In Fall 2004, the chat room conversations of 12 non-native speakers of English from Spanish and Indonesian backgrounds were collected during a two month period and analyzed to identify: 1) frequency of code switching and code mixing for both cultures; 2) topics that triggered code switching and code mixing in each culture; and 3) topics common to both cultures and topics less likely to occur within both cultures. The findings suggest that technology-related terms, along with introductory terms, triggered more instances of code switching and code mixing regardless of the linguistic background of the participants.
Conclusions and suggestions for further research are provided. Introduction Developing communicative competence in two or more languages gives individuals opportunities to express their feelings and thoughts and shape their identity. It also helps them satisfy their individual and social needs in the different contexts of the languages used. The phenomena of code switching and code mixing of languages have long intrigued scholars who have examined what triggers such occurrences (Muysken, 2000; Wei, 2005).

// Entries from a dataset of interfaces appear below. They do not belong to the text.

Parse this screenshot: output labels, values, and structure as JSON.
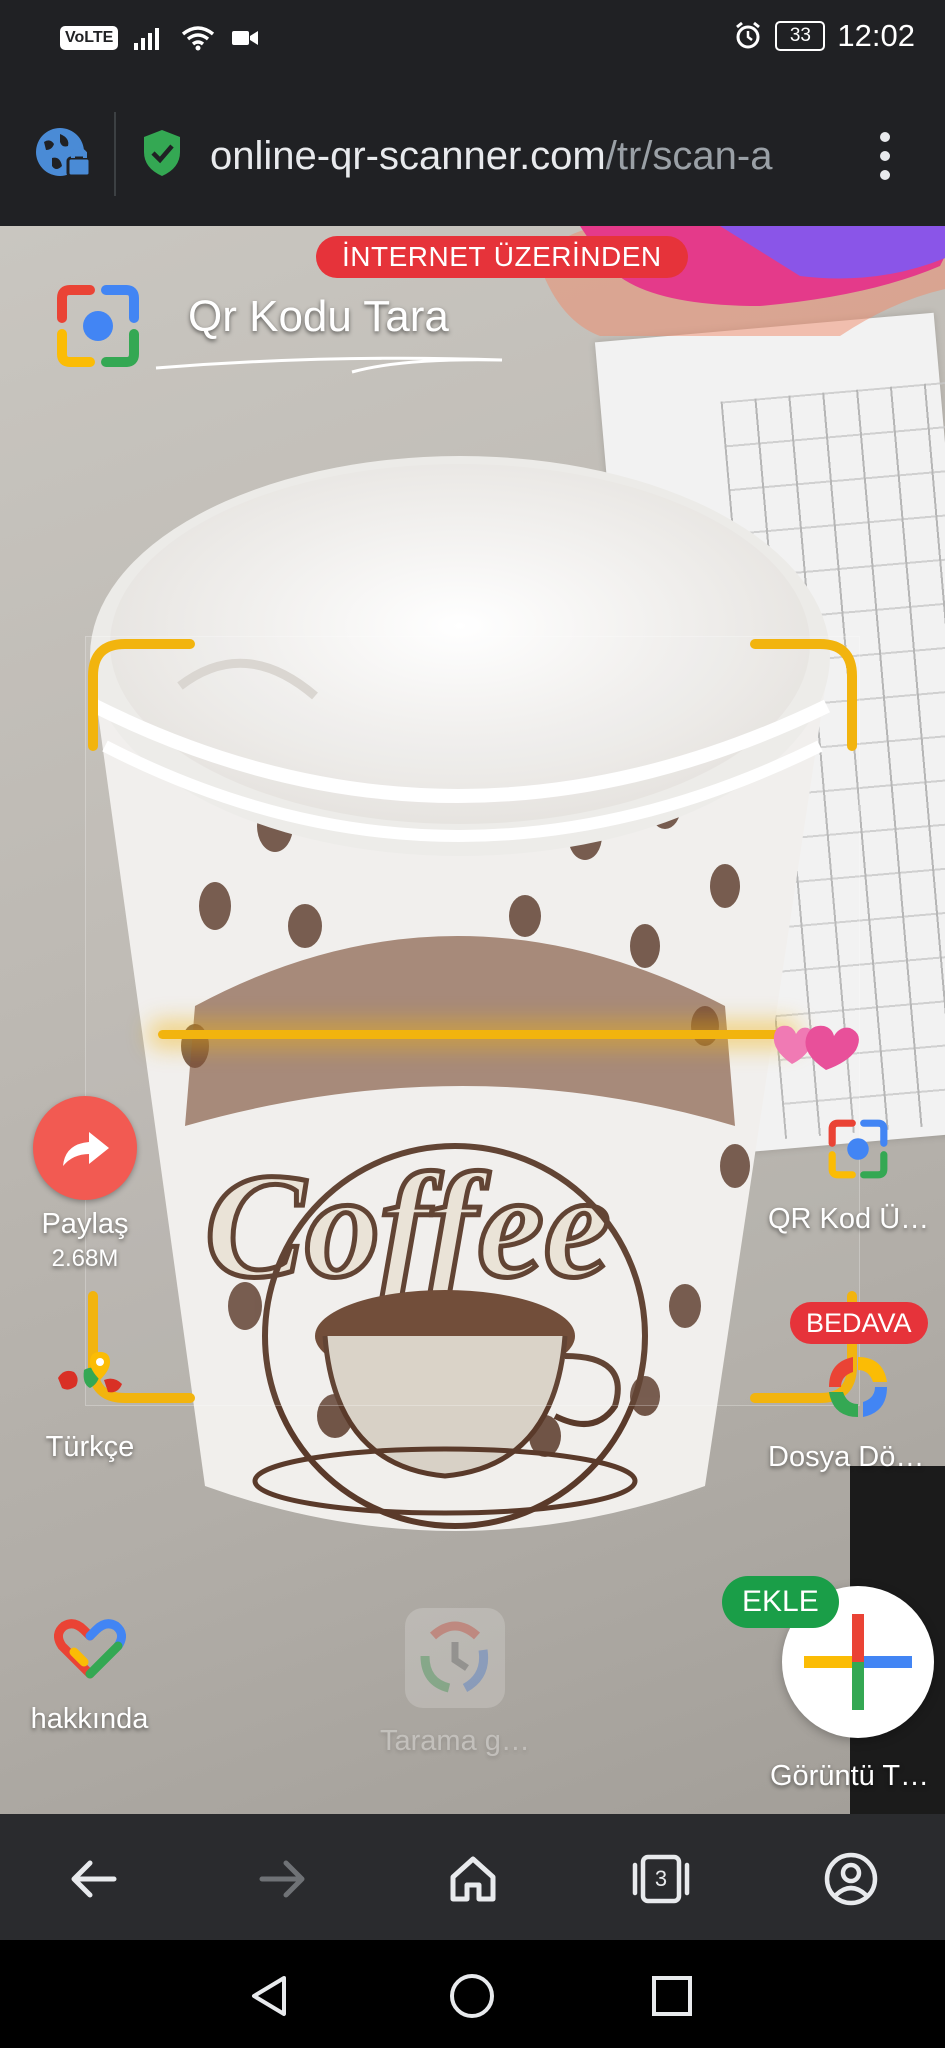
{
  "status_bar": {
    "volte": "VoLTE",
    "battery": "33",
    "time": "12:02"
  },
  "browser": {
    "url_domain": "online-qr-scanner.com",
    "url_path": "/tr/scan-a",
    "tab_count": "3"
  },
  "page": {
    "badge_internet": "İNTERNET ÜZERİNDEN",
    "title": "Qr Kodu Tara",
    "left_actions": [
      {
        "label": "Paylaş",
        "sub": "2.68M"
      },
      {
        "label": "Türkçe"
      },
      {
        "label": "hakkında"
      }
    ],
    "right_actions": [
      {
        "label": "QR Kod Ü…"
      },
      {
        "label": "Dosya Dö…",
        "badge": "BEDAVA"
      },
      {
        "label": "Görüntü T…",
        "badge": "EKLE"
      }
    ],
    "ghost_label": "Tarama g…"
  },
  "colors": {
    "scan_accent": "#f2b40e",
    "badge_red": "#e6333a",
    "badge_green": "#1a9e48",
    "share_red": "#f25a52"
  }
}
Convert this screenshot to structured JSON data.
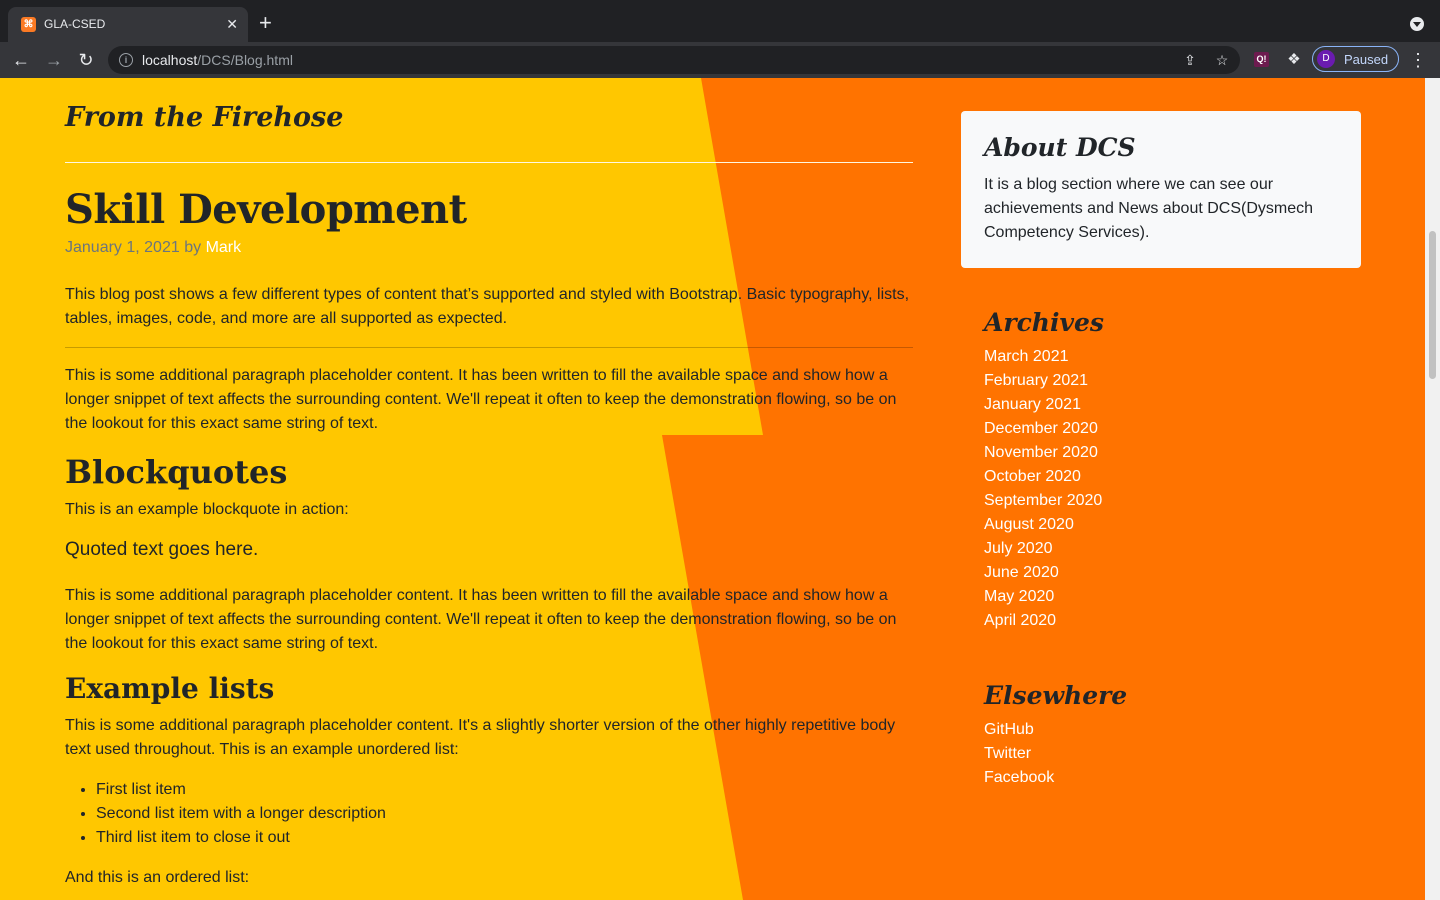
{
  "browser": {
    "tab_title": "GLA-CSED",
    "tab_favicon": "xampp-icon",
    "url_host": "localhost",
    "url_path": "/DCS/Blog.html",
    "profile_initial": "D",
    "profile_status": "Paused",
    "extension_label": "Q!"
  },
  "page": {
    "section_title": "From the Firehose",
    "post": {
      "title": "Skill Development",
      "date": "January 1, 2021",
      "by": "by",
      "author": "Mark",
      "intro": "This blog post shows a few different types of content that’s supported and styled with Bootstrap. Basic typography, lists, tables, images, code, and more are all supported as expected.",
      "paragraph1": "This is some additional paragraph placeholder content. It has been written to fill the available space and show how a longer snippet of text affects the surrounding content. We'll repeat it often to keep the demonstration flowing, so be on the lookout for this exact same string of text.",
      "blockquotes_heading": "Blockquotes",
      "blockquote_intro": "This is an example blockquote in action:",
      "quote": "Quoted text goes here.",
      "paragraph2": "This is some additional paragraph placeholder content. It has been written to fill the available space and show how a longer snippet of text affects the surrounding content. We'll repeat it often to keep the demonstration flowing, so be on the lookout for this exact same string of text.",
      "lists_heading": "Example lists",
      "lists_intro": "This is some additional paragraph placeholder content. It's a slightly shorter version of the other highly repetitive body text used throughout. This is an example unordered list:",
      "unordered_list": [
        "First list item",
        "Second list item with a longer description",
        "Third list item to close it out"
      ],
      "ordered_intro": "And this is an ordered list:"
    }
  },
  "sidebar": {
    "about_title": "About DCS",
    "about_text": "It is a blog section where we can see our achievements and News about DCS(Dysmech Competency Services).",
    "archives_title": "Archives",
    "archives": [
      "March 2021",
      "February 2021",
      "January 2021",
      "December 2020",
      "November 2020",
      "October 2020",
      "September 2020",
      "August 2020",
      "July 2020",
      "June 2020",
      "May 2020",
      "April 2020"
    ],
    "elsewhere_title": "Elsewhere",
    "elsewhere": [
      "GitHub",
      "Twitter",
      "Facebook"
    ]
  },
  "colors": {
    "yellow": "#ffc700",
    "orange": "#ff7300",
    "card": "#f8f9fa",
    "text": "#212529",
    "muted": "#6c757d"
  }
}
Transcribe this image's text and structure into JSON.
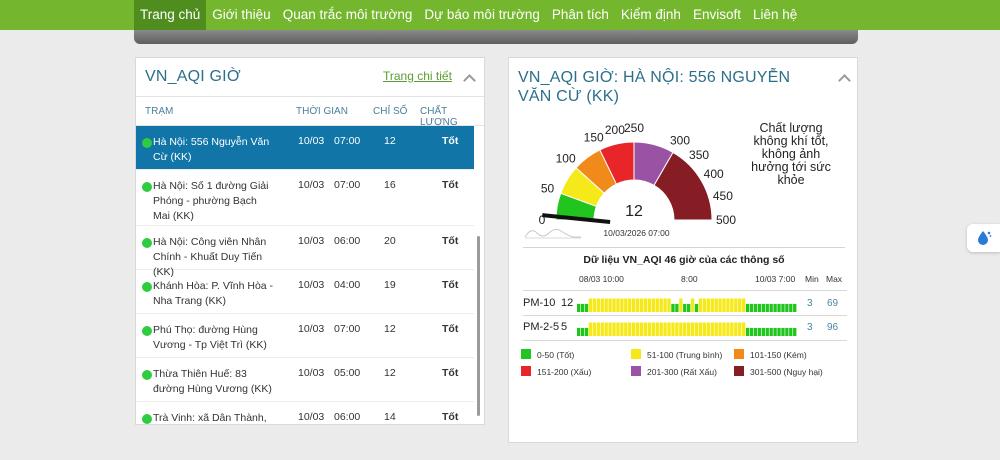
{
  "nav": {
    "items": [
      {
        "label": "Trang chủ",
        "active": true
      },
      {
        "label": "Giới thiệu"
      },
      {
        "label": "Quan trắc môi trường"
      },
      {
        "label": "Dự báo môi trường"
      },
      {
        "label": "Phân tích"
      },
      {
        "label": "Kiểm định"
      },
      {
        "label": "Envisoft"
      },
      {
        "label": "Liên hệ"
      }
    ]
  },
  "left_panel": {
    "title": "VN_AQI GIỜ",
    "detail_link": "Trang chi tiết",
    "columns": {
      "station": "TRẠM",
      "time": "THỜI GIAN",
      "index": "CHỈ SỐ",
      "quality": "CHẤT LƯỢNG"
    },
    "rows": [
      {
        "station": "Hà Nội: 556 Nguyễn Văn Cừ (KK)",
        "date": "10/03",
        "hour": "07:00",
        "index": "12",
        "quality": "Tốt",
        "selected": true
      },
      {
        "station": "Hà Nội: Số 1 đường Giải Phóng - phường Bạch Mai (KK)",
        "date": "10/03",
        "hour": "07:00",
        "index": "16",
        "quality": "Tốt"
      },
      {
        "station": "Hà Nội: Công viên Nhân Chính - Khuất Duy Tiến (KK)",
        "date": "10/03",
        "hour": "06:00",
        "index": "20",
        "quality": "Tốt"
      },
      {
        "station": "Khánh Hòa: P. Vĩnh Hòa - Nha Trang (KK)",
        "date": "10/03",
        "hour": "04:00",
        "index": "19",
        "quality": "Tốt"
      },
      {
        "station": "Phú Thọ: đường Hùng Vương - Tp Việt Trì (KK)",
        "date": "10/03",
        "hour": "07:00",
        "index": "12",
        "quality": "Tốt"
      },
      {
        "station": "Thừa Thiên Huế: 83 đường Hùng Vương (KK)",
        "date": "10/03",
        "hour": "05:00",
        "index": "12",
        "quality": "Tốt"
      },
      {
        "station": "Trà Vinh: xã Dân Thành, TX",
        "date": "10/03",
        "hour": "06:00",
        "index": "14",
        "quality": "Tốt"
      }
    ]
  },
  "right_panel": {
    "title": "VN_AQI GIỜ: HÀ NỘI: 556 NGUYỄN VĂN CỪ (KK)",
    "gauge": {
      "value": "12",
      "timestamp": "10/03/2026 07:00",
      "quality_note": "Chất lượng không khí tốt, không ảnh hưởng tới sức khỏe",
      "ticks": [
        "0",
        "50",
        "100",
        "150",
        "200",
        "250",
        "300",
        "350",
        "400",
        "450",
        "500"
      ],
      "reading": 12,
      "max": 500
    },
    "history": {
      "title": "Dữ liệu VN_AQI 46 giờ của các thông số",
      "axis_labels": [
        "08/03 10:00",
        "8:00",
        "10/03 7:00"
      ],
      "min_label": "Min",
      "max_label": "Max",
      "params": [
        {
          "name": "PM-10",
          "current": "12",
          "min": "3",
          "max": "69",
          "pattern": "GGGYYYYYYYYYYYYYYYYYYYYYGGYGGYGYYYYYYYYYYYYGGGGGGGGGGGGG"
        },
        {
          "name": "PM-2-5",
          "current": "5",
          "min": "3",
          "max": "96",
          "pattern": "GGGYYYYYYYYYYYYYYYYYYYYYYYYYYYYYYYYYYYYYYYYGGGGGGGGGGGGG"
        }
      ]
    },
    "legend": [
      {
        "range": "0-50 (Tốt)",
        "color": "#22c51f"
      },
      {
        "range": "51-100 (Trung bình)",
        "color": "#f6e91a"
      },
      {
        "range": "101-150 (Kém)",
        "color": "#f08a1b"
      },
      {
        "range": "151-200 (Xấu)",
        "color": "#e8262a"
      },
      {
        "range": "201-300 (Rất Xấu)",
        "color": "#9a53a4"
      },
      {
        "range": "301-500 (Nguy hại)",
        "color": "#861c24"
      }
    ]
  },
  "colors": {
    "nav": "#74b72e",
    "nav_active": "#4f8d1f",
    "selected_row": "#1175a8",
    "title": "#2c6f8a"
  }
}
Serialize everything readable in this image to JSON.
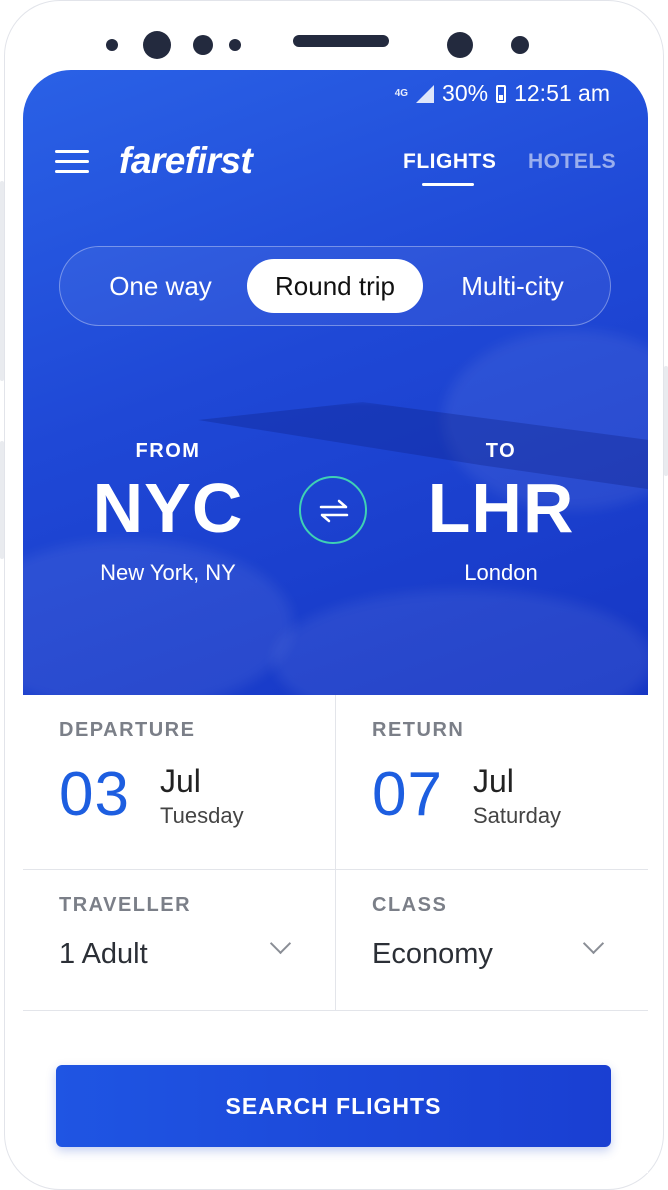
{
  "status_bar": {
    "network": "4G",
    "battery": "30%",
    "time": "12:51 am"
  },
  "header": {
    "logo": "farefirst",
    "tabs": [
      {
        "label": "FLIGHTS",
        "active": true
      },
      {
        "label": "HOTELS",
        "active": false
      }
    ]
  },
  "trip_types": [
    "One way",
    "Round trip",
    "Multi-city"
  ],
  "selected_trip_type": "Round trip",
  "route": {
    "from": {
      "label": "FROM",
      "code": "NYC",
      "city": "New York, NY"
    },
    "to": {
      "label": "TO",
      "code": "LHR",
      "city": "London"
    }
  },
  "departure": {
    "label": "DEPARTURE",
    "day": "03",
    "month": "Jul",
    "weekday": "Tuesday"
  },
  "return": {
    "label": "RETURN",
    "day": "07",
    "month": "Jul",
    "weekday": "Saturday"
  },
  "traveller": {
    "label": "TRAVELLER",
    "value": "1 Adult"
  },
  "cabin_class": {
    "label": "CLASS",
    "value": "Economy"
  },
  "search_button": "SEARCH FLIGHTS",
  "colors": {
    "brand_blue": "#1f48d6",
    "accent_blue": "#1d5ee0",
    "swap_ring": "#3fd1b4"
  },
  "icons": {
    "menu": "hamburger-icon",
    "swap": "swap-arrows-icon",
    "dropdown": "chevron-down-icon",
    "battery": "battery-icon",
    "signal": "signal-icon"
  }
}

However, most research has been in face-to-face communication and in bilingual communities (See Chan, 2004; Muysken, 2000; Myer-Scotton, 1992; Wei, 1998) with few studies in the context of computer mediated communication (Danet & Herring, 2003; Durham, 2003; Goldbarg, 2009; Ho, 2006; Huang, 2004; ). Such studies suggest that research needs Forum 67 The jalt call Journal 2009: Forums to examine the different facets of code switching and code mixing in CMC contexts, while keeping in mind cultural differences.
This case study examines the occurrences of code mixing and code switching produced during interactions in a chat room environment by advanced users of English from Spanish and Indonesian backgrounds. The paper starts by defining key terms and reviewing literature that covers the study. Then, it provides a rich description of the participants, data collection, and data analysis. Next, the paper presents the results in two sections. The first section identifies the key topics that trigger code switching and code mixing more frequently.
The second section compares the topics based on the cultural traits and classifies code mixing occurrences under the headings of alternation, insertion, and congruent lexicalization. The paper concludes with a discussion of the findings and suggestions for further research. Situating the study Examining topics that trigger code switching and code mixing in Internet chatting requires an understanding of the main concepts that frame this study. In the first part of the literature review, we discuss the definitions of code switching and code mixing and use examples from our data set to illustrate each.
Following a brief description of CMC, we also discuss how the traditional distinction between spoken and written language is blurred in computer mediated communication. In the second part, we examine studies that investigate code switching in computer mediated environments. Code alternation The distinction between code switching and code mixing is one of the most puzzling debates in the study of code alternation. Clyne (1991) argues that code switching and code mixing refer to the same phenomena in “which the speaker stops using language ‘A’ and employs language ‘B’ ” (p. 61). Romaine (1995) views code switching as a phenomenon that occurs in a continuum where both inter-sentential and intra-sentential code alternation takes place. Other researchers make the distinction between code switching and code mixing based on the place where the alternation occurs. Wei (1998) notes that if code alternation occurs at or above clause level, it is considered code switching, but if it occurs below clause level then it is considered code mixing. These are the definitions that we adopt for the current study. Code switching
Code switching or inter-sentential code-alternation occurs when a bilingual speaker uses more than one language in a single utterance above the clause level to appropriately convey his/her intents. Fischer (1972) suggests that language or code choice in communities where bilingualism or multilingualism is the norm should be analyzed in the context where the speech is produced. Fischer notes that three contextual factors should be taken into account: 1) the relationship amongst speakers; 2) the setting where the talk takes place and; 3) the topic being discussed.